With schools online, software to catch students cheating is big business
Not only teaching. That's happening remotely for millions of students testing to and many colleges are using software to watch students take those tests, big providers, include respond, US, proctor, you and PROC. Some of them use webcams to track how? Students move their heads or is or touch the keyboard anything out of the ordinary flagged for teachers to review todd feathers recently co wrote a piece about a rebellion against this kind of surveillance for motherboard one concern false positives. Once you start the exam, they're all kinds of environmental factors that can lead to false positives. If you're a parent who has a child in the room, you're much more likely to be looking away from your screen or moving around than somebody who doesn't have A. Child in the room if you have adhd or some kind of anxiety disorder that's tied to taking tests, you're likely to exhibit behaviors that fall outside of the norm of other people in your class, and all of this can lead to being flagged as suspicious activity, and we have heard from students who have cried during tests because they're anxious about them. embiid flag alternatively I should say also heard stories from professors about students who go to all kinds of creative lanes to cheat from home. And have been caught as a result of using the cast off wear. So you talk to students who are really worried about privacy surveillance the potential for people to sort of fall outside the spectrum of what the Algorithm thinks is normal behavior. But not in fact, be cheating. You also spoke with a student of color who couldn't even take the test because the software didn't recognize his face. This is a problem that is not just related to this kind of software. A lot of these digital proctoring vendors don't create their own facial recognition technology. They are licensing it from other companies that specialize in s in facial recognition has been shown over and over again in different settings to not be good at recognizing people of Color, not be as good at recognizing women and to struggle to the point of absolute failure when it comes to people who don't identify one gender or another. What are the companies says about these criticisms I mean some students have protested the use of these the software campuses how have the company's reacted? Directed with a response that is pretty common across a lot of different technologies, applications of technologies, which is it. This software is a tool the company's give it to universities and two professors, and all they're doing is providing a quicker more efficient way for professors to identify possibly suspicious moments during an exam.

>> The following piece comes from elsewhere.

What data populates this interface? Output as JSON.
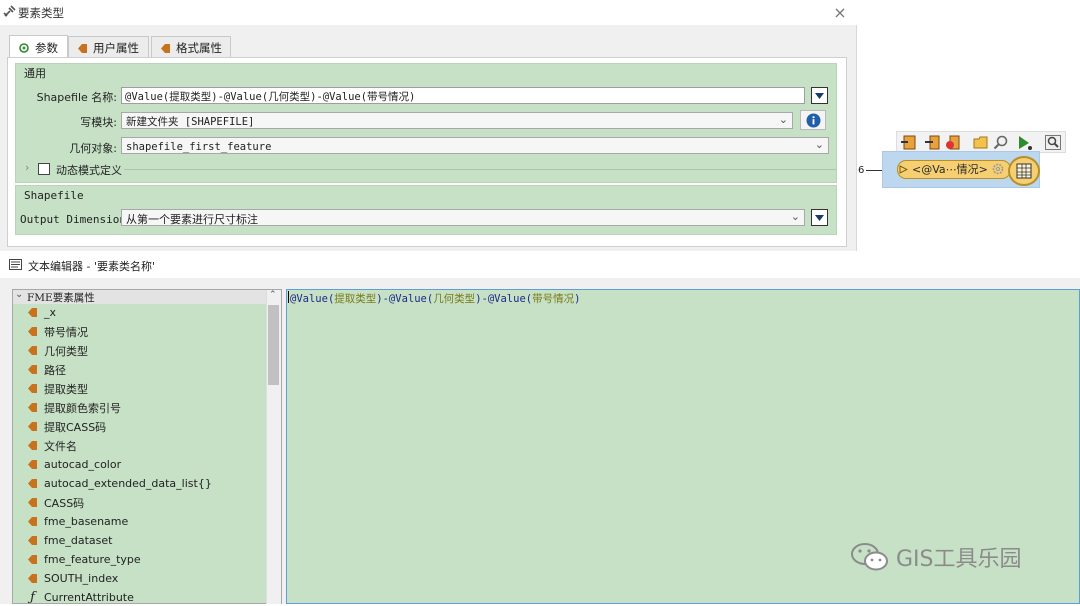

There has been a lack of response directly to the criticisms about the invasion of privacy and about the way that it can negatively affect people who are underprivileged or from certain ethnic backgrounds. Right. Now, we're, of course in this moment where a lot more college students and students in Pre K. through twelve are at home taking online classes if and when we all get to get back together again, do you see these companies continuing to thrive and they're being an enough demand? A million dollar question I think that it's a pretty fair to say that once students are back in classrooms of all types this will not be quite as widely used as it is now but that being said, some of these companies are looking for other ways to expand. Their customers for example, Puck Toro has a recently announced a partnership with McGraw Hill, textbook maker to integrate its services into some of those online textbooks, and there are certain kinds of assessments, assessments for certain professional certifications such as nursing, which do require as part of state laws that the exams be proctored, and so if those aren't taking place in a physical room or even if they are, but there's the option to do it online. A space where tools like this are not only a possibility there arguably required by law.